The National Science Foundation has awarded a $4.297 million grant to Indiana University’s Center for Applied Cybersecurity Research (CACR), which, along with four other organizations, will improve the practice of cybersecurity for National Science Foundation (NSF) scientific cyberinfrastructure with the establishment of the Center for Trustworthy Scientific Cyberinfrastructure (CTSC).
CTSC will provide readily available cybersecurity expertise and services tailored to the NSF computational science community, as well as leadership and coordination across projects. This will be coupled with education and training to expand the pool of available cybersecurity expertise for computational science projects.
Indiana University’s CACR is leading the project with assistance from the National Center for Supercomputing Applications at the University of Illinois, the University of Wisconsin-Milwaukee, the University of Wisconsin-Madison, and the Pittsburgh Supercomputing Center.
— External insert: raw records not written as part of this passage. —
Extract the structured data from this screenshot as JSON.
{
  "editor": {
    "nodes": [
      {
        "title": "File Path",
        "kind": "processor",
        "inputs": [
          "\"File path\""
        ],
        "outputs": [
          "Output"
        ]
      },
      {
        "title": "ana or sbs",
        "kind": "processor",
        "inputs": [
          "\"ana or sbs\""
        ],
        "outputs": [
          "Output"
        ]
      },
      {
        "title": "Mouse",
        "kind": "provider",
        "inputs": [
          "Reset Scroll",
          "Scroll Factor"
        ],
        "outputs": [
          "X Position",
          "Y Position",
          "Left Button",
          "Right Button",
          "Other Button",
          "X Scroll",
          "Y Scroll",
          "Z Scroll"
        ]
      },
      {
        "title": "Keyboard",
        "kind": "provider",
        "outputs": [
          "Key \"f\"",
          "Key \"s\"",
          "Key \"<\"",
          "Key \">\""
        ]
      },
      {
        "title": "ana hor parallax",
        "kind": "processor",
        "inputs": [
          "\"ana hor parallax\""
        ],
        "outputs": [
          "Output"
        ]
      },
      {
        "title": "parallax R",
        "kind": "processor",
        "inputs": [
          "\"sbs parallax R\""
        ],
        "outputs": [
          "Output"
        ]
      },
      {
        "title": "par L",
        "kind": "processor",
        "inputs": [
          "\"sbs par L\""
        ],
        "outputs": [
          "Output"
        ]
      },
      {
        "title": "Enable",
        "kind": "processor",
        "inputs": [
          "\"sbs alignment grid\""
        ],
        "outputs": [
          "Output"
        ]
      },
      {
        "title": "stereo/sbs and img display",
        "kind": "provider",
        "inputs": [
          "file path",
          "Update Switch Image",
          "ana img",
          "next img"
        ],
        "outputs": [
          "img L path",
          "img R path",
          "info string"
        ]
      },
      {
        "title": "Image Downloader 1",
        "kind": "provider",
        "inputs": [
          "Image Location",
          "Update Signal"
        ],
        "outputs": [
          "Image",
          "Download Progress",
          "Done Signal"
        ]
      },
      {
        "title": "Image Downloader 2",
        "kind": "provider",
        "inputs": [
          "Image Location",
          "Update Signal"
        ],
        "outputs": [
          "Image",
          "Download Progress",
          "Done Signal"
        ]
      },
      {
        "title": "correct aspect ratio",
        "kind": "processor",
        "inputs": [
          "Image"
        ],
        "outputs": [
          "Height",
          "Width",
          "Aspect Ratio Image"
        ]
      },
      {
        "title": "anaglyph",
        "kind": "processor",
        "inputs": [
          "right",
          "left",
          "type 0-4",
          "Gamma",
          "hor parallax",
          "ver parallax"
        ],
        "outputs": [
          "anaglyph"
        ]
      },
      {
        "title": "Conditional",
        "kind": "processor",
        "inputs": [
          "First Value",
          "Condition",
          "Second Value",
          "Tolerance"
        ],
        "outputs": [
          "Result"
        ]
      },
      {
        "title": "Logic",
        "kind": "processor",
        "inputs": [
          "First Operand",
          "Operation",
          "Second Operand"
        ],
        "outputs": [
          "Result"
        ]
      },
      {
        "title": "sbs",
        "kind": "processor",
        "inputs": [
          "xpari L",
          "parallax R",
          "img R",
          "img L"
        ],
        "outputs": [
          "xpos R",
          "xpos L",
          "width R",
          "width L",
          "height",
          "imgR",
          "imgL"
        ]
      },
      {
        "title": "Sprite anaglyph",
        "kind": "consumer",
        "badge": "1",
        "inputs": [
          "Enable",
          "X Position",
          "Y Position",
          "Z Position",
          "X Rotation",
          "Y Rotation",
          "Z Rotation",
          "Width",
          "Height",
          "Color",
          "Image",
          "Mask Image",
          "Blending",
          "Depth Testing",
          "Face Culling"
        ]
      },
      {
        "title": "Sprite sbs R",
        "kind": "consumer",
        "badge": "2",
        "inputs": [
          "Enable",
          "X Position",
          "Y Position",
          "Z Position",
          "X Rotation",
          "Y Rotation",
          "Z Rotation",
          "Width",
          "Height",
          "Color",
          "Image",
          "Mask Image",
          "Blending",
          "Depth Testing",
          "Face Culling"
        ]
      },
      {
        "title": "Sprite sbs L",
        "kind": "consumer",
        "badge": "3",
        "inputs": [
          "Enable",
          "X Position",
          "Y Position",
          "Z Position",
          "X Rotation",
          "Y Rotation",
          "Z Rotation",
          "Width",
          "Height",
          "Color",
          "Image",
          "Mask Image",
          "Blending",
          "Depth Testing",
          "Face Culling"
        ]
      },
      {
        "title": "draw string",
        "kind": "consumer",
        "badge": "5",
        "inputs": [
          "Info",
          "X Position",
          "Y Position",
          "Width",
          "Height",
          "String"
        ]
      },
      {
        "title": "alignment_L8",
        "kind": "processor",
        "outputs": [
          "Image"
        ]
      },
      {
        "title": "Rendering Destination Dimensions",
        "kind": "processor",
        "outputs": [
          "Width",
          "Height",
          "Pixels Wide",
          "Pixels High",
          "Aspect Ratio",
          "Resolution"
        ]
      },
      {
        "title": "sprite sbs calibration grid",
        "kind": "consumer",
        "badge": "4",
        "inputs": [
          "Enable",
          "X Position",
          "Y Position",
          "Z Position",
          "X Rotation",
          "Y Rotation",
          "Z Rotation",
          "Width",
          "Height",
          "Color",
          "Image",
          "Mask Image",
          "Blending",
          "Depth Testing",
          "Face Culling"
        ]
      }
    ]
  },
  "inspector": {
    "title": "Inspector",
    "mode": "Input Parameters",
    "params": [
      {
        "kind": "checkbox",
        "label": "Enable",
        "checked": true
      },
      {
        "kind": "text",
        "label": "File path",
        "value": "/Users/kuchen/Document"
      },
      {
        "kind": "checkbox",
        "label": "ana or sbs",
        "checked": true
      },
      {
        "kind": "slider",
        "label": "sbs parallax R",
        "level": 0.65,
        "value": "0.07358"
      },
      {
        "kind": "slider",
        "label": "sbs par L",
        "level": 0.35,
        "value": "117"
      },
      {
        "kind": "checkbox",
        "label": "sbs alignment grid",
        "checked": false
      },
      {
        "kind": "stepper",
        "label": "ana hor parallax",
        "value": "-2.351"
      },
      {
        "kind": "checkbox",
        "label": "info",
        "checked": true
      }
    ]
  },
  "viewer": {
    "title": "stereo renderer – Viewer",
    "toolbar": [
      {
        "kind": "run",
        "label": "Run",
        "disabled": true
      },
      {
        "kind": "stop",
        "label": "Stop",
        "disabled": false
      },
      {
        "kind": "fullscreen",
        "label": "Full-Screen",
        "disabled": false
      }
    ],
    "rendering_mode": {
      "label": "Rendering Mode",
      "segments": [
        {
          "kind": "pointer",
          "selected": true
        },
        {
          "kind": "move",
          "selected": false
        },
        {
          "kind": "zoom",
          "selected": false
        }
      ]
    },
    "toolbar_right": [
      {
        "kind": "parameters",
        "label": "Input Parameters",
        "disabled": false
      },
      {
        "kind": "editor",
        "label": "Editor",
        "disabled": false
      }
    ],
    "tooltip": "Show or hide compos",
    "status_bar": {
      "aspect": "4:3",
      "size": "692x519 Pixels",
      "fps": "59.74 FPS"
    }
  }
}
CTSC builds on a tradition of innovative efforts at Indiana University’s Pervasive Technology Institute, of which CACR is a part, for applying research to supporting computational science.
CACR Deputy Director and CTSC principle investigator Von Welch said the CTSC will address a critical need in the scientific research community.
“Two recent workshops, which included representatives of 35 major NSF-funded cyberinfrastructure projects, determined that the NSF cyberinfrastructure community faces strong challenges in obtaining access to cybersecurity expertise for computational science,” he said. “Projects are forced to divert their resources to develop that expertise, address risks haphazardly, unknowingly reinvent basic cybersecurity solutions, and struggle with interoperability. All of these serve as distractions from their critical mission of supporting science research. The goal of CTSC is to improve cybersecurity for science projects while allowing them to focus on what they do best.”
Welch said that requiring NSF-funded cyberinfrastructure project to tackle cybersecurity independently oftentimes results in redundant and inefficient practices.
“Every project has its own culture, risk tolerance, legacy technologies, collaboration patterns, timelines, etc., making a technological ‘silver bullet’ unfeasible,” Welch said. “Even when security expertise is available within a project, the complicated NSF cyberinfrastructure ecosystem brings significant challenges in scientific data management, cross-project collaborations, interoperability, and knowledge dissemination.”
Randal Butler of the National Center for Supercomputing Applications, who will serve as the CTSC Deputy Director, said of CTSC: “The members of CTSC have been working in cybersecurity for the NSF community for decades. CTSC represents a great opportunity to expand and coordinate those efforts, look comprehensively at community needs and how research could be applied to improve cybersecurity in practice.”
CTSC already has commitments in place to serve six NSF-funded projects, and will consider applications from future cyberinfrastructure projects through an open call. Welch said newly funded projects will be prime candidates for assistance from CTSC, which will review applications throughout the duration of the three-year grant.
About the Center for Applied Cybersecurity Research
The Center for Applied Cybersecurity Research is affiliated with IU's Pervasive Technology Institute and works closely with its partner organizations at the university: CLEAR Health Information, the Maurer School of Law, the Kelley School of Business, the School of Informatics and Computing, REN-ISAC, the University Information Policy Office and the University Information Security Office. It has been designated by the National Security Agency as a National Center for Academic Excellence in both Information Assurance Education and Research.